■ Task to carry out:
From the records below, find each line with the string "grid" and copy it.

■ Source information:
+++

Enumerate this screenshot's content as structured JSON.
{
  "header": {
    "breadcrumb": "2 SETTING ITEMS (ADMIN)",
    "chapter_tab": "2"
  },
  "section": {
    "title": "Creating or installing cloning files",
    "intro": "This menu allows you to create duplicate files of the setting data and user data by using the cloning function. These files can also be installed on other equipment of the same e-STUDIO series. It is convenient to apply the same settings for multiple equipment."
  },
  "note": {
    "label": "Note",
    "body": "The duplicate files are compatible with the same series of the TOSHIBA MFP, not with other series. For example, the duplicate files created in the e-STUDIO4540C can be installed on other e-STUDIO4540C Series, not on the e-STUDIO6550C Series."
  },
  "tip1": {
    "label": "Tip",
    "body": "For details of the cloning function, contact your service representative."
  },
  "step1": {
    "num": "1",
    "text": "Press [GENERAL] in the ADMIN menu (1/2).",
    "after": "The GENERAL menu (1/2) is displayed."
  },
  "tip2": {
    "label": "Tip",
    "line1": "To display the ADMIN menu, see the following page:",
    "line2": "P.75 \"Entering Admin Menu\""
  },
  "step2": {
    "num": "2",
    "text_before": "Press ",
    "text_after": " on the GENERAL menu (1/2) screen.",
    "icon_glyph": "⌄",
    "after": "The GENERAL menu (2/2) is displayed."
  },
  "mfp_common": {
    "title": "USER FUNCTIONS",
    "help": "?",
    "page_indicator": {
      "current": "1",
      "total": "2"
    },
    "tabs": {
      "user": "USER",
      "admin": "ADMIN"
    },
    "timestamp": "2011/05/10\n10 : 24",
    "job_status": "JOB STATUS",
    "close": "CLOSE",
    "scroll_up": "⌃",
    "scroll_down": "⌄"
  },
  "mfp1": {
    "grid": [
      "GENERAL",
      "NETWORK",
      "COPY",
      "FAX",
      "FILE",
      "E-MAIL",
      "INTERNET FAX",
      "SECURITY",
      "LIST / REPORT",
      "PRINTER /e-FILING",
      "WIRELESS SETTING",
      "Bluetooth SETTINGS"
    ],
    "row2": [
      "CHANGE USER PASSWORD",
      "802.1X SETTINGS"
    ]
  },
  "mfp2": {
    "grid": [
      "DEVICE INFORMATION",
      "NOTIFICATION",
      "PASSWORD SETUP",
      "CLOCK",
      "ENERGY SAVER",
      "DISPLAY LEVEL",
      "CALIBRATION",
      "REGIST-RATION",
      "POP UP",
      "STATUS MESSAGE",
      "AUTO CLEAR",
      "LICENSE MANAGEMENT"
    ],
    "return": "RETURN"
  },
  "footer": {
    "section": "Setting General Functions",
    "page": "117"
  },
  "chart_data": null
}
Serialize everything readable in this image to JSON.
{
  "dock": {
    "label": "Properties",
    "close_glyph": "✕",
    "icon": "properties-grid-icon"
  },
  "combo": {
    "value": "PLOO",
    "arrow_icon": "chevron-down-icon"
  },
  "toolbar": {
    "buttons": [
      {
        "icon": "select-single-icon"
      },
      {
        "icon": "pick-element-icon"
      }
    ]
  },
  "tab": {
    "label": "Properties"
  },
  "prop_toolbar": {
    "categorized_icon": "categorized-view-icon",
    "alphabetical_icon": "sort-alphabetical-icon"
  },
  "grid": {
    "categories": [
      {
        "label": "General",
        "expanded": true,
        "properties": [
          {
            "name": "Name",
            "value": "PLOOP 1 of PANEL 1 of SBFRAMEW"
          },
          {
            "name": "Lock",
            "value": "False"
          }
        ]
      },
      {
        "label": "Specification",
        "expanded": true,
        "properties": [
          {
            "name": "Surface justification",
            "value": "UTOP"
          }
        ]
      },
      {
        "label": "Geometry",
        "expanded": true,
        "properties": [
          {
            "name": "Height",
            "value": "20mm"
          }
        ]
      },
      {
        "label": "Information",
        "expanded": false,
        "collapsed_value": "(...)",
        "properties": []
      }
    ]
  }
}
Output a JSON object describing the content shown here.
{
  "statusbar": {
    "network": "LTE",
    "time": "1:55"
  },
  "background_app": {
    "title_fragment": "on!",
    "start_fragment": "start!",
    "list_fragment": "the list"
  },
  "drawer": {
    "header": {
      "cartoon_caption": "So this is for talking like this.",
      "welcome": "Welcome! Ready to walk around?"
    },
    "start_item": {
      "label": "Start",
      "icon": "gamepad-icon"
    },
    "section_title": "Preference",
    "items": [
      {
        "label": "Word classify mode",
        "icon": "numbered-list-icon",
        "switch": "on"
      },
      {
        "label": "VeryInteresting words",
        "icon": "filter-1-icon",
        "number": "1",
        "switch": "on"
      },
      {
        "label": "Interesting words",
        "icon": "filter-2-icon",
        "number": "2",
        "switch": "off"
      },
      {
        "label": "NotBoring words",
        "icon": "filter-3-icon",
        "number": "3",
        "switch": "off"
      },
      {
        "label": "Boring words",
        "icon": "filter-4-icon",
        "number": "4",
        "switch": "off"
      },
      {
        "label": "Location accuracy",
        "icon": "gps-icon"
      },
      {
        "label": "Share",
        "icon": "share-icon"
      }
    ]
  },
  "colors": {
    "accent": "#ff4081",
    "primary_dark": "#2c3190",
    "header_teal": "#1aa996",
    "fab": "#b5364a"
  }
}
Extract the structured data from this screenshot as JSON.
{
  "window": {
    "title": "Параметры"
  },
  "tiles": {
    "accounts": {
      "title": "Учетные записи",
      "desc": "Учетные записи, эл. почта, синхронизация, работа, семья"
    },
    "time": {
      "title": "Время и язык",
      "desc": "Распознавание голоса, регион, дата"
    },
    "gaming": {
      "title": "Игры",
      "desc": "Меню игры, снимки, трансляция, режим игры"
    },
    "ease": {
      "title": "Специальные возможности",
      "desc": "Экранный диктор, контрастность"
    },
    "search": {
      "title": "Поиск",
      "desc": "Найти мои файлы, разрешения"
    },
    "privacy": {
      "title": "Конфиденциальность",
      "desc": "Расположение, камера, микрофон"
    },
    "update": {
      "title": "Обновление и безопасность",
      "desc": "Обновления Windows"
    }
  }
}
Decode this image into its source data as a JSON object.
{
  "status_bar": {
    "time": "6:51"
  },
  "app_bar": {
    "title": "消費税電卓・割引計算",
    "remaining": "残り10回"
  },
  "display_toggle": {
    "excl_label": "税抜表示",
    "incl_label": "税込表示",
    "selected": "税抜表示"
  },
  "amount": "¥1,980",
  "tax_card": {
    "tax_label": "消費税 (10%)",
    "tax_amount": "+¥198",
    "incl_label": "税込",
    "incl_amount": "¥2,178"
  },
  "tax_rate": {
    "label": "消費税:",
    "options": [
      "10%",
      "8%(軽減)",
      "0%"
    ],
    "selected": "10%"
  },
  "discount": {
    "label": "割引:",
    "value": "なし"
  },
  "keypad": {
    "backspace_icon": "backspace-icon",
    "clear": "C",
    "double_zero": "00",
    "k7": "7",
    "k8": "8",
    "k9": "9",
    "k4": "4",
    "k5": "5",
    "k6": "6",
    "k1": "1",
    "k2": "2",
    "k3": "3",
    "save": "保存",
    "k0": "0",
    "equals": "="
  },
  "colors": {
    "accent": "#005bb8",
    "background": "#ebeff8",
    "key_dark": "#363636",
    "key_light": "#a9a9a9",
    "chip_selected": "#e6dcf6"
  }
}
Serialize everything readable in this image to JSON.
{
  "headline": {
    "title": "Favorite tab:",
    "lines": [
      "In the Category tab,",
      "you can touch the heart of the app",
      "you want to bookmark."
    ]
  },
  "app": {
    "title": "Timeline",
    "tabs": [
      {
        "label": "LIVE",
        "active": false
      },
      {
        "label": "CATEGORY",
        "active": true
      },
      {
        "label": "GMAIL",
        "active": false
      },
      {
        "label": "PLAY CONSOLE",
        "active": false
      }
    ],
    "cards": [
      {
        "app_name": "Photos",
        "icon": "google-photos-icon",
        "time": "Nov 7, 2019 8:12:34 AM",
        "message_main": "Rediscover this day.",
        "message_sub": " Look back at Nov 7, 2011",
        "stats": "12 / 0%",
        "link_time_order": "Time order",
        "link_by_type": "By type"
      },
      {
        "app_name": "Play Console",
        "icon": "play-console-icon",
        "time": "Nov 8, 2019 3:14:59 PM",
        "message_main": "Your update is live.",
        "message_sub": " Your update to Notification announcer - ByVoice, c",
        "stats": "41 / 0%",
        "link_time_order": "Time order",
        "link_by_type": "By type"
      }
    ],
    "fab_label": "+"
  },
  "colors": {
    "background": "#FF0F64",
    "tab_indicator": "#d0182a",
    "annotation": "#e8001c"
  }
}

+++

■ Written solution:
    "grid": [
    "grid": [
    "icon": "properties-grid-icon"
  "grid": {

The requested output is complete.